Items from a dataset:
####################
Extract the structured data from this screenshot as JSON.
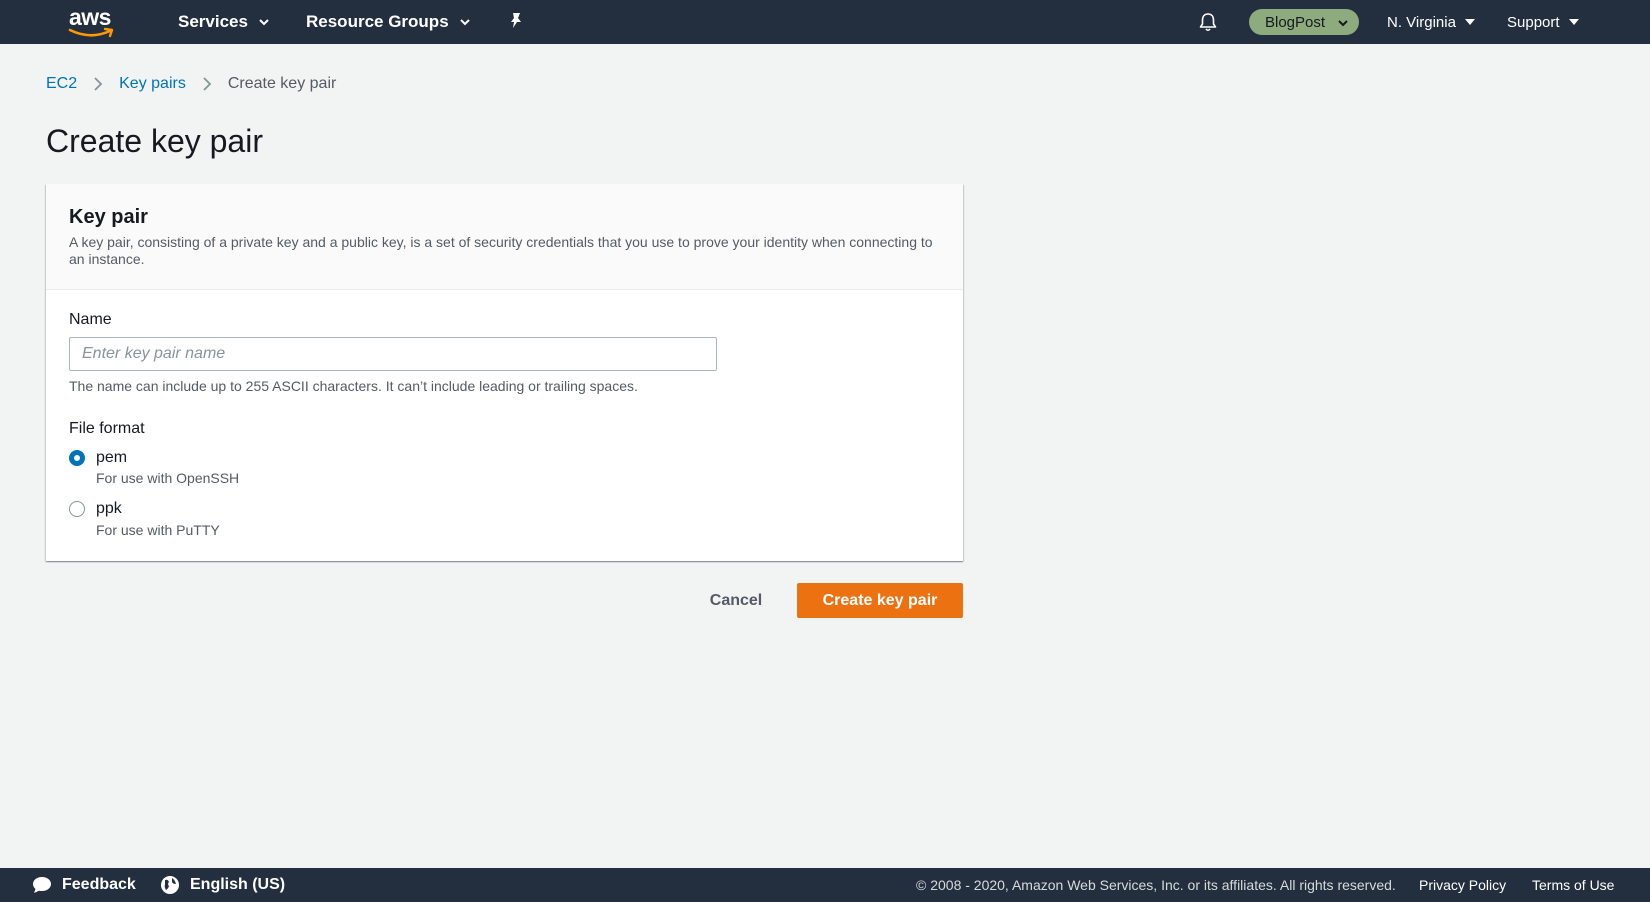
{
  "topnav": {
    "logo_text": "aws",
    "services_label": "Services",
    "resource_groups_label": "Resource Groups",
    "account_label": "BlogPost",
    "region_label": "N. Virginia",
    "support_label": "Support"
  },
  "breadcrumb": {
    "items": [
      "EC2",
      "Key pairs",
      "Create key pair"
    ]
  },
  "page_title": "Create key pair",
  "panel": {
    "title": "Key pair",
    "description": "A key pair, consisting of a private key and a public key, is a set of security credentials that you use to prove your identity when connecting to an instance.",
    "name_label": "Name",
    "name_value": "",
    "name_placeholder": "Enter key pair name",
    "name_hint": "The name can include up to 255 ASCII characters. It can’t include leading or trailing spaces.",
    "file_format_label": "File format",
    "options": [
      {
        "label": "pem",
        "description": "For use with OpenSSH",
        "selected": true
      },
      {
        "label": "ppk",
        "description": "For use with PuTTY",
        "selected": false
      }
    ]
  },
  "actions": {
    "cancel_label": "Cancel",
    "create_label": "Create key pair"
  },
  "footer": {
    "feedback_label": "Feedback",
    "language_label": "English (US)",
    "copyright": "© 2008 - 2020, Amazon Web Services, Inc. or its affiliates. All rights reserved.",
    "privacy_label": "Privacy Policy",
    "terms_label": "Terms of Use"
  },
  "colors": {
    "nav_bg": "#232f3e",
    "link": "#0073bb",
    "primary": "#ec7211",
    "account_pill": "#8eab7e"
  }
}
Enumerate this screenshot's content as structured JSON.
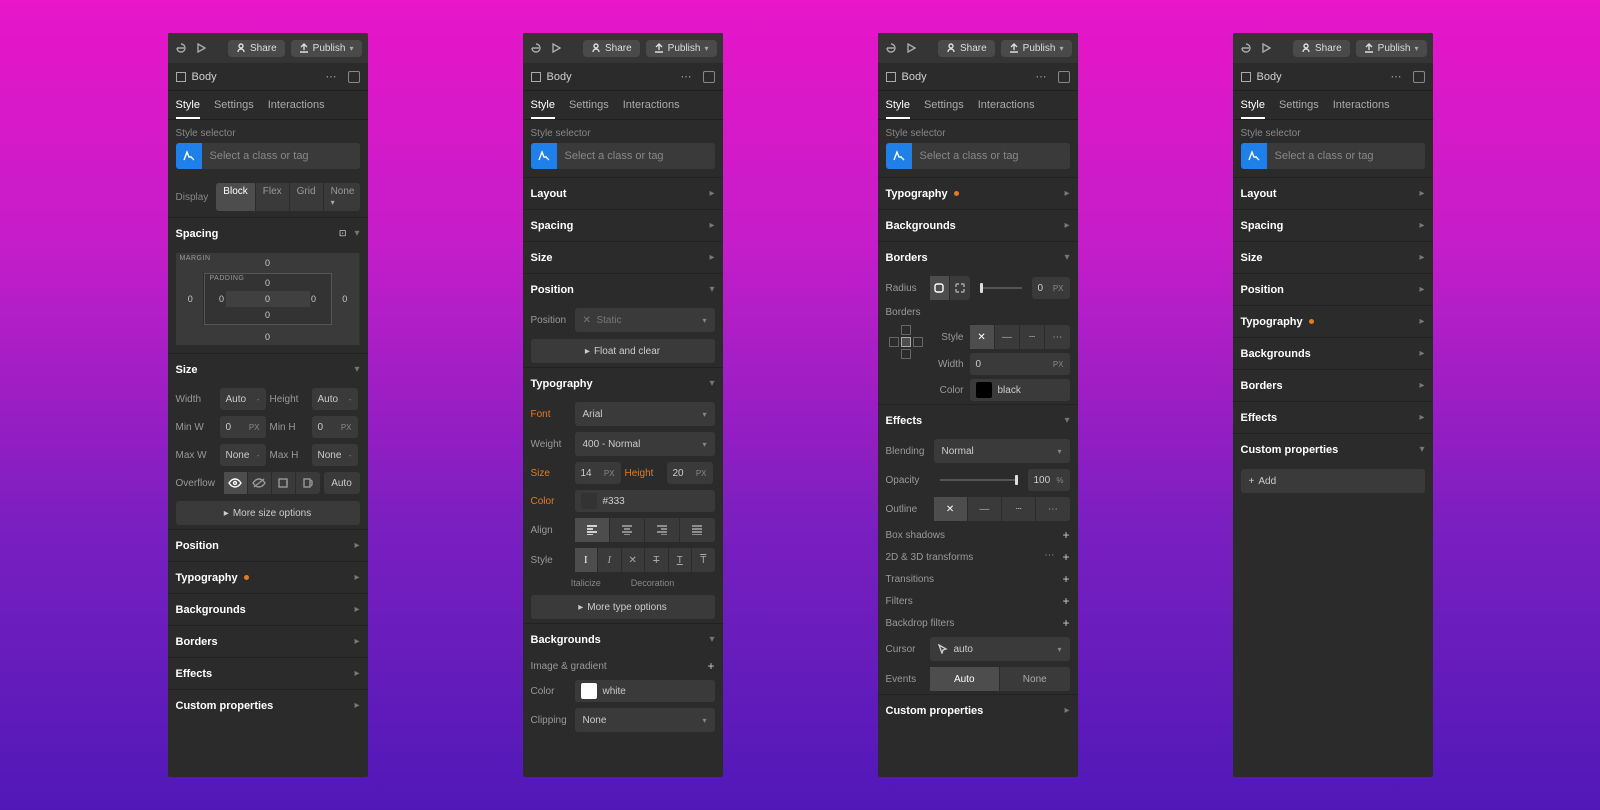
{
  "topbar": {
    "share": "Share",
    "publish": "Publish"
  },
  "crumb": {
    "title": "Body"
  },
  "tabs": {
    "style": "Style",
    "settings": "Settings",
    "interactions": "Interactions"
  },
  "styleSelector": {
    "label": "Style selector",
    "placeholder": "Select a class or tag"
  },
  "display": {
    "label": "Display",
    "options": {
      "block": "Block",
      "flex": "Flex",
      "grid": "Grid",
      "none": "None"
    }
  },
  "sections": {
    "layout": "Layout",
    "spacing": "Spacing",
    "size": "Size",
    "position": "Position",
    "typography": "Typography",
    "backgrounds": "Backgrounds",
    "borders": "Borders",
    "effects": "Effects",
    "custom": "Custom properties"
  },
  "spacing": {
    "margin": "MARGIN",
    "padding": "PADDING",
    "zero": "0"
  },
  "size": {
    "width": "Width",
    "height": "Height",
    "minW": "Min W",
    "minH": "Min H",
    "maxW": "Max W",
    "maxH": "Max H",
    "auto": "Auto",
    "none": "None",
    "zero": "0",
    "px": "PX",
    "overflow": "Overflow",
    "overflowAuto": "Auto",
    "more": "More size options"
  },
  "position": {
    "label": "Position",
    "static": "Static",
    "floatClear": "Float and clear"
  },
  "typo": {
    "font": "Font",
    "fontVal": "Arial",
    "weight": "Weight",
    "weightVal": "400 - Normal",
    "size": "Size",
    "sizeVal": "14",
    "height": "Height",
    "heightVal": "20",
    "color": "Color",
    "colorVal": "#333",
    "align": "Align",
    "style": "Style",
    "italicize": "Italicize",
    "decoration": "Decoration",
    "more": "More type options",
    "px": "PX"
  },
  "bg": {
    "img": "Image & gradient",
    "color": "Color",
    "colorVal": "white",
    "clipping": "Clipping",
    "clippingVal": "None"
  },
  "borders": {
    "radius": "Radius",
    "radiusVal": "0",
    "label": "Borders",
    "style": "Style",
    "width": "Width",
    "widthVal": "0",
    "color": "Color",
    "colorVal": "black",
    "px": "PX"
  },
  "effects": {
    "blending": "Blending",
    "blendingVal": "Normal",
    "opacity": "Opacity",
    "opacityVal": "100",
    "pct": "%",
    "outline": "Outline",
    "boxShadows": "Box shadows",
    "transforms": "2D & 3D transforms",
    "transitions": "Transitions",
    "filters": "Filters",
    "backdrop": "Backdrop filters",
    "cursor": "Cursor",
    "cursorVal": "auto",
    "events": "Events",
    "eventsAuto": "Auto",
    "eventsNone": "None"
  },
  "custom": {
    "add": "Add"
  }
}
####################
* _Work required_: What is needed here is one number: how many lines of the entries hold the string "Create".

* _Response for this exercise_: 3